§ What to do: A faithful copy of the data is the goal; set it down exactly, without the images.

§ Website and app data records:
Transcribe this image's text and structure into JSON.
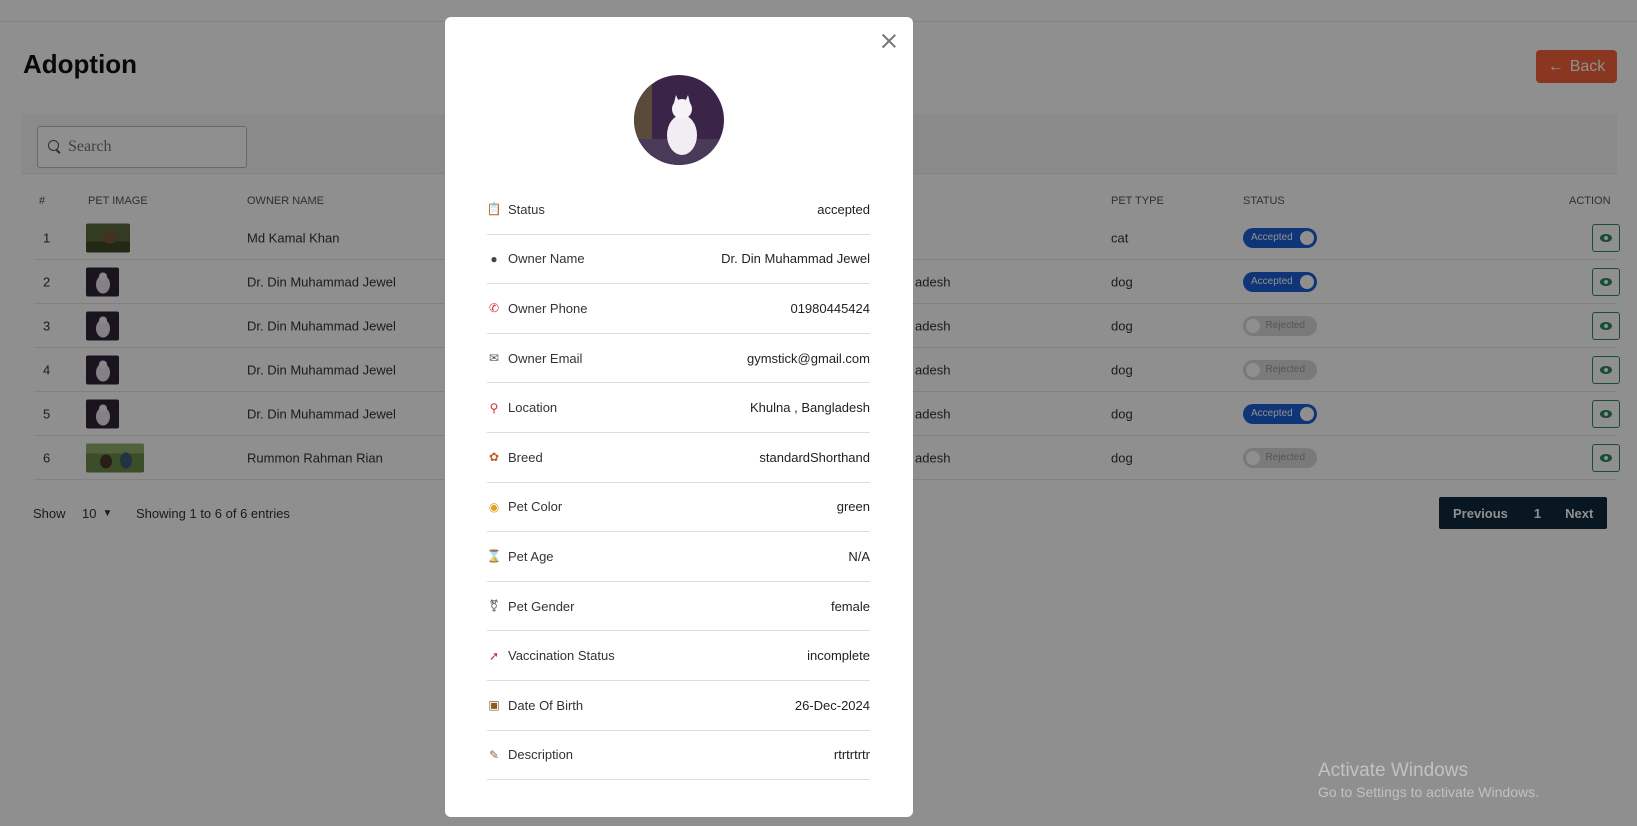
{
  "page": {
    "title": "Adoption",
    "back_label": "Back",
    "search_placeholder": "Search"
  },
  "table": {
    "columns": [
      "#",
      "PET IMAGE",
      "OWNER NAME",
      "PET TYPE",
      "STATUS",
      "ACTION"
    ],
    "rows": [
      {
        "num": "1",
        "owner": "Md Kamal Khan",
        "location": "",
        "type": "cat",
        "status": "Accepted",
        "on": true
      },
      {
        "num": "2",
        "owner": "Dr. Din Muhammad Jewel",
        "location": "adesh",
        "type": "dog",
        "status": "Accepted",
        "on": true
      },
      {
        "num": "3",
        "owner": "Dr. Din Muhammad Jewel",
        "location": "adesh",
        "type": "dog",
        "status": "Rejected",
        "on": false
      },
      {
        "num": "4",
        "owner": "Dr. Din Muhammad Jewel",
        "location": "adesh",
        "type": "dog",
        "status": "Rejected",
        "on": false
      },
      {
        "num": "5",
        "owner": "Dr. Din Muhammad Jewel",
        "location": "adesh",
        "type": "dog",
        "status": "Accepted",
        "on": true
      },
      {
        "num": "6",
        "owner": "Rummon Rahman Rian",
        "location": "adesh",
        "type": "dog",
        "status": "Rejected",
        "on": false
      }
    ]
  },
  "footer": {
    "show_label": "Show",
    "page_size": "10",
    "info": "Showing 1 to 6 of 6 entries",
    "prev_label": "Previous",
    "page_num": "1",
    "next_label": "Next"
  },
  "modal": {
    "details": [
      {
        "label": "Status",
        "value": "accepted",
        "icon": "clipboard-icon"
      },
      {
        "label": "Owner Name",
        "value": "Dr. Din Muhammad Jewel",
        "icon": "person-icon"
      },
      {
        "label": "Owner Phone",
        "value": "01980445424",
        "icon": "phone-icon"
      },
      {
        "label": "Owner Email",
        "value": "gymstick@gmail.com",
        "icon": "envelope-icon"
      },
      {
        "label": "Location",
        "value": "Khulna , Bangladesh",
        "icon": "pin-icon"
      },
      {
        "label": "Breed",
        "value": "standardShorthand",
        "icon": "paw-icon"
      },
      {
        "label": "Pet Color",
        "value": "green",
        "icon": "palette-icon"
      },
      {
        "label": "Pet Age",
        "value": "N/A",
        "icon": "hourglass-icon"
      },
      {
        "label": "Pet Gender",
        "value": "female",
        "icon": "gender-icon"
      },
      {
        "label": "Vaccination Status",
        "value": "incomplete",
        "icon": "syringe-icon"
      },
      {
        "label": "Date Of Birth",
        "value": "26-Dec-2024",
        "icon": "cake-icon"
      },
      {
        "label": "Description",
        "value": "rtrtrtrtr",
        "icon": "memo-icon"
      }
    ]
  },
  "watermark": {
    "line1": "Activate Windows",
    "line2": "Go to Settings to activate Windows."
  },
  "colors": {
    "accent_back": "#f4623a",
    "toggle_on": "#1c5fd6",
    "pager_bg": "#0f2a3d",
    "action_green": "#2e8b57"
  }
}
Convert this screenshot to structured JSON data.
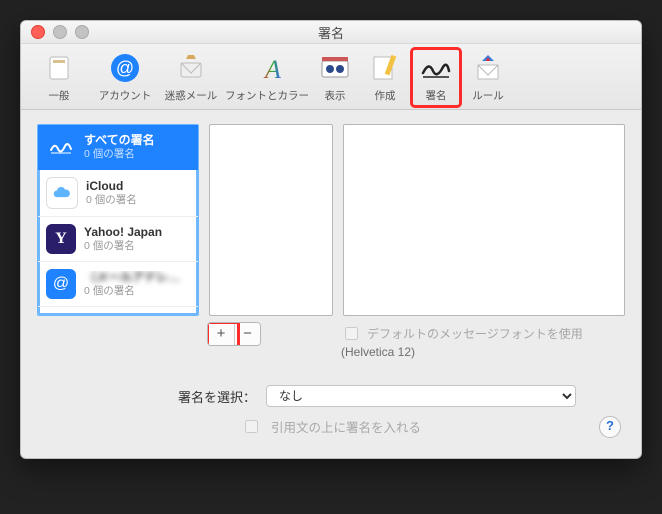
{
  "window": {
    "title": "署名"
  },
  "toolbar": {
    "items": [
      {
        "label": "一般"
      },
      {
        "label": "アカウント"
      },
      {
        "label": "迷惑メール"
      },
      {
        "label": "フォントとカラー"
      },
      {
        "label": "表示"
      },
      {
        "label": "作成"
      },
      {
        "label": "署名"
      },
      {
        "label": "ルール"
      }
    ]
  },
  "accounts": {
    "all": {
      "title": "すべての署名",
      "sub": "0 個の署名"
    },
    "icloud": {
      "title": "iCloud",
      "sub": "0 個の署名"
    },
    "yahoo": {
      "title": "Yahoo! Japan",
      "sub": "0 個の署名",
      "icon_letter": "Y"
    },
    "at": {
      "title": "（メールアドレス）",
      "sub": "0 個の署名",
      "icon_glyph": "@"
    }
  },
  "buttons": {
    "add": "+",
    "remove": "−"
  },
  "defaultFont": {
    "checkbox_label": "デフォルトのメッセージフォントを使用",
    "font_line": "(Helvetica 12)"
  },
  "selector": {
    "label": "署名を選択：",
    "value": "なし"
  },
  "aboveQuote": {
    "label": "引用文の上に署名を入れる"
  },
  "help": {
    "glyph": "?"
  },
  "colors": {
    "highlight": "#ff2a2a",
    "selection": "#1f82ff"
  }
}
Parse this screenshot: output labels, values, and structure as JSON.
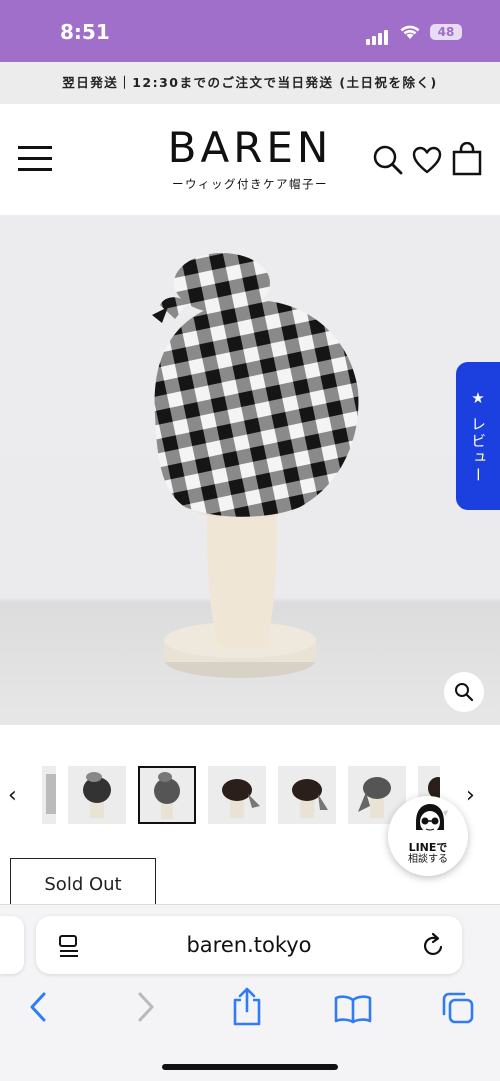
{
  "status_bar": {
    "time": "8:51",
    "battery": "48",
    "background": "#a06fc9"
  },
  "notice": {
    "text": "翌日発送｜12:30までのご注文で当日発送 (土日祝を除く)"
  },
  "header": {
    "logo_name": "BAREN",
    "logo_sub": "ーウィッグ付きケア帽子ー",
    "icons": [
      "menu-icon",
      "search-icon",
      "heart-icon",
      "bag-icon"
    ]
  },
  "review_tab": {
    "label": "★ レビュー",
    "color": "#1c3fe0"
  },
  "gallery": {
    "thumbnail_count": 7,
    "selected_index": 2
  },
  "line_chat": {
    "label": "LINEで",
    "sublabel": "相談する"
  },
  "product": {
    "button_label": "Sold Out"
  },
  "browser": {
    "url": "baren.tokyo",
    "toolbar_icons": [
      "back-icon",
      "forward-icon",
      "share-icon",
      "bookmarks-icon",
      "tabs-icon"
    ]
  }
}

§ Your response:
Transcribe this image's text and structure into JSON.
{
  "page": {
    "title": "Adoption",
    "back_label": "Back",
    "search_placeholder": "Search"
  },
  "table": {
    "columns": [
      "#",
      "PET IMAGE",
      "OWNER NAME",
      "PET TYPE",
      "STATUS",
      "ACTION"
    ],
    "rows": [
      {
        "num": "1",
        "owner": "Md Kamal Khan",
        "location": "",
        "type": "cat",
        "status": "Accepted",
        "on": true
      },
      {
        "num": "2",
        "owner": "Dr. Din Muhammad Jewel",
        "location": "adesh",
        "type": "dog",
        "status": "Accepted",
        "on": true
      },
      {
        "num": "3",
        "owner": "Dr. Din Muhammad Jewel",
        "location": "adesh",
        "type": "dog",
        "status": "Rejected",
        "on": false
      },
      {
        "num": "4",
        "owner": "Dr. Din Muhammad Jewel",
        "location": "adesh",
        "type": "dog",
        "status": "Rejected",
        "on": false
      },
      {
        "num": "5",
        "owner": "Dr. Din Muhammad Jewel",
        "location": "adesh",
        "type": "dog",
        "status": "Accepted",
        "on": true
      },
      {
        "num": "6",
        "owner": "Rummon Rahman Rian",
        "location": "adesh",
        "type": "dog",
        "status": "Rejected",
        "on": false
      }
    ]
  },
  "footer": {
    "show_label": "Show",
    "page_size": "10",
    "info": "Showing 1 to 6 of 6 entries",
    "prev_label": "Previous",
    "page_num": "1",
    "next_label": "Next"
  },
  "modal": {
    "details": [
      {
        "label": "Status",
        "value": "accepted",
        "icon": "clipboard-icon"
      },
      {
        "label": "Owner Name",
        "value": "Dr. Din Muhammad Jewel",
        "icon": "person-icon"
      },
      {
        "label": "Owner Phone",
        "value": "01980445424",
        "icon": "phone-icon"
      },
      {
        "label": "Owner Email",
        "value": "gymstick@gmail.com",
        "icon": "envelope-icon"
      },
      {
        "label": "Location",
        "value": "Khulna , Bangladesh",
        "icon": "pin-icon"
      },
      {
        "label": "Breed",
        "value": "standardShorthand",
        "icon": "paw-icon"
      },
      {
        "label": "Pet Color",
        "value": "green",
        "icon": "palette-icon"
      },
      {
        "label": "Pet Age",
        "value": "N/A",
        "icon": "hourglass-icon"
      },
      {
        "label": "Pet Gender",
        "value": "female",
        "icon": "gender-icon"
      },
      {
        "label": "Vaccination Status",
        "value": "incomplete",
        "icon": "syringe-icon"
      },
      {
        "label": "Date Of Birth",
        "value": "26-Dec-2024",
        "icon": "cake-icon"
      },
      {
        "label": "Description",
        "value": "rtrtrtrtr",
        "icon": "memo-icon"
      }
    ]
  },
  "watermark": {
    "line1": "Activate Windows",
    "line2": "Go to Settings to activate Windows."
  },
  "colors": {
    "accent_back": "#f4623a",
    "toggle_on": "#1c5fd6",
    "pager_bg": "#0f2a3d",
    "action_green": "#2e8b57"
  }
}
Convert this screenshot to structured JSON data.
{
  "window": {
    "title": "署名"
  },
  "toolbar": {
    "items": [
      {
        "label": "一般"
      },
      {
        "label": "アカウント"
      },
      {
        "label": "迷惑メール"
      },
      {
        "label": "フォントとカラー"
      },
      {
        "label": "表示"
      },
      {
        "label": "作成"
      },
      {
        "label": "署名"
      },
      {
        "label": "ルール"
      }
    ]
  },
  "accounts": {
    "all": {
      "title": "すべての署名",
      "sub": "0 個の署名"
    },
    "icloud": {
      "title": "iCloud",
      "sub": "0 個の署名"
    },
    "yahoo": {
      "title": "Yahoo! Japan",
      "sub": "0 個の署名",
      "icon_letter": "Y"
    },
    "at": {
      "title": "（メールアドレス）",
      "sub": "0 個の署名",
      "icon_glyph": "@"
    }
  },
  "buttons": {
    "add": "+",
    "remove": "−"
  },
  "defaultFont": {
    "checkbox_label": "デフォルトのメッセージフォントを使用",
    "font_line": "(Helvetica 12)"
  },
  "selector": {
    "label": "署名を選択：",
    "value": "なし"
  },
  "aboveQuote": {
    "label": "引用文の上に署名を入れる"
  },
  "help": {
    "glyph": "?"
  },
  "colors": {
    "highlight": "#ff2a2a",
    "selection": "#1f82ff"
  }
}
Parse this screenshot: output labels, values, and structure as JSON.
{
  "status_bar": {
    "time": "8:51",
    "battery": "48",
    "background": "#a06fc9"
  },
  "notice": {
    "text": "翌日発送｜12:30までのご注文で当日発送 (土日祝を除く)"
  },
  "header": {
    "logo_name": "BAREN",
    "logo_sub": "ーウィッグ付きケア帽子ー",
    "icons": [
      "menu-icon",
      "search-icon",
      "heart-icon",
      "bag-icon"
    ]
  },
  "review_tab": {
    "label": "★ レビュー",
    "color": "#1c3fe0"
  },
  "gallery": {
    "thumbnail_count": 7,
    "selected_index": 2
  },
  "line_chat": {
    "label": "LINEで",
    "sublabel": "相談する"
  },
  "product": {
    "button_label": "Sold Out"
  },
  "browser": {
    "url": "baren.tokyo",
    "toolbar_icons": [
      "back-icon",
      "forward-icon",
      "share-icon",
      "bookmarks-icon",
      "tabs-icon"
    ]
  }
}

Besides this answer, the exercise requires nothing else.